What the task asks -> Would you please copy each line below that includes the string "this"?

☆ ☆ ☆ ☆ ☆ ☆ ☆

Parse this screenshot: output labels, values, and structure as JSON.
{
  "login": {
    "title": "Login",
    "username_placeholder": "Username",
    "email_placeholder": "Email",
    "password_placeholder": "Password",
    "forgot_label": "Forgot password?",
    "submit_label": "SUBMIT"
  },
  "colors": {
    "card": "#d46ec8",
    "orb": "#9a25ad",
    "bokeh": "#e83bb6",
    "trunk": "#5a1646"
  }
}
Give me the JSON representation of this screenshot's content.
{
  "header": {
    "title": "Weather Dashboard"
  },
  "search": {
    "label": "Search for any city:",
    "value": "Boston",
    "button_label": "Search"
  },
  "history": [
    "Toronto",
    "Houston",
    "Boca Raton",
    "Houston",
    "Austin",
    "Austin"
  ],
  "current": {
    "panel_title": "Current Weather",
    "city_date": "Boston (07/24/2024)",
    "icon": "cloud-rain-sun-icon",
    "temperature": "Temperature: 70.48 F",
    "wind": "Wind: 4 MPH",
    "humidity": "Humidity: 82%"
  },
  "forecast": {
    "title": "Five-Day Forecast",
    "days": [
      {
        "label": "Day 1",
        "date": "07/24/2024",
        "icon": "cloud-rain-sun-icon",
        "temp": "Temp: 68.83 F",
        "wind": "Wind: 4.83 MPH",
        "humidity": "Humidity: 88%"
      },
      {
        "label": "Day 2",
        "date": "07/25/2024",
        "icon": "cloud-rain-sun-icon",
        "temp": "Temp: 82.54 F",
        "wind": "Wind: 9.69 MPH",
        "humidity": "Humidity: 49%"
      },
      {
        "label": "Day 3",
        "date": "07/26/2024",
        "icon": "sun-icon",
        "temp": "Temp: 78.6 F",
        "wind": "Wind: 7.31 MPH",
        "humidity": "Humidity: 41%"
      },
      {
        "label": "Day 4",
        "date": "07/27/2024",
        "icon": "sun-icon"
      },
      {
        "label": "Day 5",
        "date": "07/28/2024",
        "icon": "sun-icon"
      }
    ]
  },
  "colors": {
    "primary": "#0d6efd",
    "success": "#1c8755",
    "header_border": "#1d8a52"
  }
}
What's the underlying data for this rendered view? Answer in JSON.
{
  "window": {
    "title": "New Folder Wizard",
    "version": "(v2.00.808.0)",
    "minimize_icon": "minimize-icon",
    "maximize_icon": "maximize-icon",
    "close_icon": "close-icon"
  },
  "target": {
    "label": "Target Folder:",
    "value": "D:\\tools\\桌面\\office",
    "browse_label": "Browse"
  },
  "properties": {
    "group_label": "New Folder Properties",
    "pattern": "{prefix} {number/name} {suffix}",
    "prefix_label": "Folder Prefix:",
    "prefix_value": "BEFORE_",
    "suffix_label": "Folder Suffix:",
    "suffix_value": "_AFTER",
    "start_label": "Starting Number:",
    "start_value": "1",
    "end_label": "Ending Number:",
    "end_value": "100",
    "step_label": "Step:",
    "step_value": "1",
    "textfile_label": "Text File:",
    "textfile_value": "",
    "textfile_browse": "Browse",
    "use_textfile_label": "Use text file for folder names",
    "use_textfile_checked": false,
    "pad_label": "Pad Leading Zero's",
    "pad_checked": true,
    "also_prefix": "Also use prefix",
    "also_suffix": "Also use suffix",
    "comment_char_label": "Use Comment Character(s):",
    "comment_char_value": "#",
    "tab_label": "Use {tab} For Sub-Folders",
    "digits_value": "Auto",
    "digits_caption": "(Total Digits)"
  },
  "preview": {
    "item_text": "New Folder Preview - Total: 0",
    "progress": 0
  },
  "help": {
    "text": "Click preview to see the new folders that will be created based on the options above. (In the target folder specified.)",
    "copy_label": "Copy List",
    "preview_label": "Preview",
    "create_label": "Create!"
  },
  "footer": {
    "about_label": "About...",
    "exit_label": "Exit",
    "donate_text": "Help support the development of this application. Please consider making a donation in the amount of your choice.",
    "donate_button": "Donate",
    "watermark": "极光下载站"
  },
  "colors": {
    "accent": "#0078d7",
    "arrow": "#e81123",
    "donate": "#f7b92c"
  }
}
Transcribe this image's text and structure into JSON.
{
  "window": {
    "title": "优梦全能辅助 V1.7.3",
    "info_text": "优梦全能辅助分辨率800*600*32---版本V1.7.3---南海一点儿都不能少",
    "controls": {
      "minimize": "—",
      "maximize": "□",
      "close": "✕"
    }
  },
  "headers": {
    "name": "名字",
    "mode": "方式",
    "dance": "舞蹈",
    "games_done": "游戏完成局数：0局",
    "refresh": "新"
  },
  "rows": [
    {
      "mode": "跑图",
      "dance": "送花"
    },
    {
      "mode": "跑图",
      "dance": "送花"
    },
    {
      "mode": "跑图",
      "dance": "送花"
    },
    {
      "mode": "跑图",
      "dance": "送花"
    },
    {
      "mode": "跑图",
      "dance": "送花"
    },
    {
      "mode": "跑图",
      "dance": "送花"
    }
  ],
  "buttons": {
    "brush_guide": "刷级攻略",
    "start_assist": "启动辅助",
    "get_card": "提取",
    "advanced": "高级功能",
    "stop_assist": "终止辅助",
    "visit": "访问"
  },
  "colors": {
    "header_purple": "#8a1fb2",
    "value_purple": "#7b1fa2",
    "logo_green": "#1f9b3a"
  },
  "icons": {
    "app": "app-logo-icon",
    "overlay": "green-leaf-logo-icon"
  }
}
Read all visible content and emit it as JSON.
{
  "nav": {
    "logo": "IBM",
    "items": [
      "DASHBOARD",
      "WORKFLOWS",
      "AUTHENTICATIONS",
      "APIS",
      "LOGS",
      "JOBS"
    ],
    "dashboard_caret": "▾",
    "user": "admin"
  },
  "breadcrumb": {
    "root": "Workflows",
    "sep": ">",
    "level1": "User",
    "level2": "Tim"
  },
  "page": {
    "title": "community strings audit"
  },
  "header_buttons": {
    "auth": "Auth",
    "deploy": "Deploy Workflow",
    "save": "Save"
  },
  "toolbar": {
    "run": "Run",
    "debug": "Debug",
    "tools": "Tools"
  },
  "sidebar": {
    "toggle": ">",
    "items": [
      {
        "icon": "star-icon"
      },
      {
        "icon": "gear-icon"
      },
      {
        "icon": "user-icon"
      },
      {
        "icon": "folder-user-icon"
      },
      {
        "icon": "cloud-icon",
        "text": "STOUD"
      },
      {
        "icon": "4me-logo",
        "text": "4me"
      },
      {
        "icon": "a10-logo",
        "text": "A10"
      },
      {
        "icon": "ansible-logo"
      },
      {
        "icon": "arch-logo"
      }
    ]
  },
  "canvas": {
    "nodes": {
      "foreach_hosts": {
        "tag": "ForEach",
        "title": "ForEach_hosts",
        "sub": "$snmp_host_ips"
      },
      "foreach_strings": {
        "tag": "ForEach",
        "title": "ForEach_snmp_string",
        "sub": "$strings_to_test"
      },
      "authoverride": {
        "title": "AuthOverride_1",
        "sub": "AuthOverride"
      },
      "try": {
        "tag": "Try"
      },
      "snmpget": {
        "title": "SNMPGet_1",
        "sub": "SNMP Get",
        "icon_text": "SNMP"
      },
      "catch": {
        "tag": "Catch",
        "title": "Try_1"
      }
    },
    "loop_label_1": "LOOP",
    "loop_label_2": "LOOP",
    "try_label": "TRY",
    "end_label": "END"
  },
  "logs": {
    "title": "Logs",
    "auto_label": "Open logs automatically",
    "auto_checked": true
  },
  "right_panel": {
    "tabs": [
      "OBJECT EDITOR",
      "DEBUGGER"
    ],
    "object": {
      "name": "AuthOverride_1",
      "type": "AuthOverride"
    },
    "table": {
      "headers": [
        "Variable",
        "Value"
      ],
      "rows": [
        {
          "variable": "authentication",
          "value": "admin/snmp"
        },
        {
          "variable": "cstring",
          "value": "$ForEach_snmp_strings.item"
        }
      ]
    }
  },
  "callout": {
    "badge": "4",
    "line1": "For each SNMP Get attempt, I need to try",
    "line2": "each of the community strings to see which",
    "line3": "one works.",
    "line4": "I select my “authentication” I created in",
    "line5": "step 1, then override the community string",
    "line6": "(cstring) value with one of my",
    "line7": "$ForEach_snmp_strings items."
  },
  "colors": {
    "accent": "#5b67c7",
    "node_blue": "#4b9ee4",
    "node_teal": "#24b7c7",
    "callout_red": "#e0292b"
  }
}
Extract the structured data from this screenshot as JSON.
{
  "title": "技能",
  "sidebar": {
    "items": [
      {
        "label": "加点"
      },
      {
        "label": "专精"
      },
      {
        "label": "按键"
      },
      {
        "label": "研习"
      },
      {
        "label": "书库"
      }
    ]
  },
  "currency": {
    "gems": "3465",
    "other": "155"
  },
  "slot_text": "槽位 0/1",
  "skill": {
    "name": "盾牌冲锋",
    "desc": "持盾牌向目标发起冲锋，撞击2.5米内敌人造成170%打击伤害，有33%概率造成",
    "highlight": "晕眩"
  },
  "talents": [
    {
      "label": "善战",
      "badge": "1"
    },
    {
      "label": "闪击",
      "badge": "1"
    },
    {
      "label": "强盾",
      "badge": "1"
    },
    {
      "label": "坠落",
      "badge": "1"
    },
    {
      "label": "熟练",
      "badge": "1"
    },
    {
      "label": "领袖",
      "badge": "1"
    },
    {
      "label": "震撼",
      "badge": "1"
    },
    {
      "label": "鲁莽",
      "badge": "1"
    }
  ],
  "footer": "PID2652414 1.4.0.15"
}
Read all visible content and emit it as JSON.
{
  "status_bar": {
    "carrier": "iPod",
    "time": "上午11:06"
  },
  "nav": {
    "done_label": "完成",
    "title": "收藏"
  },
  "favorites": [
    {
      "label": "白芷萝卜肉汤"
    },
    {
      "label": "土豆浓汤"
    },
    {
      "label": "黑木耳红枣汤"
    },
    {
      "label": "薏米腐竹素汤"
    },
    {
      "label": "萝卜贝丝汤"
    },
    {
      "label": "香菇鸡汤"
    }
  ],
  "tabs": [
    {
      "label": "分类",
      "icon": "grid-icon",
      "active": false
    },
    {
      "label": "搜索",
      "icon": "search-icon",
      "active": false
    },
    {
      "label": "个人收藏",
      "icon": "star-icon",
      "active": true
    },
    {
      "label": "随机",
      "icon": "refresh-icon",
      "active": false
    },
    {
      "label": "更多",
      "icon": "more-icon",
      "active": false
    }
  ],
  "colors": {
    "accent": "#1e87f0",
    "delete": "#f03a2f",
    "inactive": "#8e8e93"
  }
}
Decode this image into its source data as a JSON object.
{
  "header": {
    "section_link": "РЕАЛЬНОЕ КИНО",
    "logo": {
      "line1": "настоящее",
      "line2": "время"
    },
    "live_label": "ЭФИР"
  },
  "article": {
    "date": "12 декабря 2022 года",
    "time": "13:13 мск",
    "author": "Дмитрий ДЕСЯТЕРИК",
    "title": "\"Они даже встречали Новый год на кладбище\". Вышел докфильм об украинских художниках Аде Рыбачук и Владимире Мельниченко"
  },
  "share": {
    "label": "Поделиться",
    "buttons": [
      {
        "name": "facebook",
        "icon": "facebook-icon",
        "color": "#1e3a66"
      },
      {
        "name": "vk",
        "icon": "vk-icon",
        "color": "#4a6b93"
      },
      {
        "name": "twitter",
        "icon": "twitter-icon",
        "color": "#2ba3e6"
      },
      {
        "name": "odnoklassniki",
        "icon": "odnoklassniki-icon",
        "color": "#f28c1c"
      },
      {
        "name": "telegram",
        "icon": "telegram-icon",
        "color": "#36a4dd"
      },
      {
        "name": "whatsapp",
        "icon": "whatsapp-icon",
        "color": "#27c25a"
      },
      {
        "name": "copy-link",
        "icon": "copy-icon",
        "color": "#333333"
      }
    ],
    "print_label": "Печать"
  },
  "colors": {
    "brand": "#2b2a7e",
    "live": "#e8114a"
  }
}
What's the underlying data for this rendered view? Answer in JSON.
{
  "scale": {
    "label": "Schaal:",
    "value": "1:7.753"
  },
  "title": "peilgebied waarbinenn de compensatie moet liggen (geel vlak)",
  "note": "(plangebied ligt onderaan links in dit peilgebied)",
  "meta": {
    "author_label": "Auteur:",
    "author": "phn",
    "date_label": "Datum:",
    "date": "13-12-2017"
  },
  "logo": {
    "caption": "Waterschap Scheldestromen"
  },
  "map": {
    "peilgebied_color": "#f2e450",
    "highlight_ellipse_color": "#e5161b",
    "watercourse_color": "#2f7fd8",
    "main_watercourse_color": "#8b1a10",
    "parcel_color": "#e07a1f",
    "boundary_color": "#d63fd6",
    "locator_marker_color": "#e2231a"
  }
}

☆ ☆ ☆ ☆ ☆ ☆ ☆

Output of the task ->
Parse this screenshot: output labels, values, and structure as JSON.
Give me the JSON representation of this screenshot's content.
What's the underlying data for this rendered view? Answer in JSON.
    "donate_text": "Help support the development of this application. Please consider making a donation in the amount of your choice.",
Transcribe this image's text and structure into JSON.
Extract the structured data from this screenshot as JSON.
Decode this image into its source data as a JSON object.
What's the underlying data for this rendered view? Answer in JSON.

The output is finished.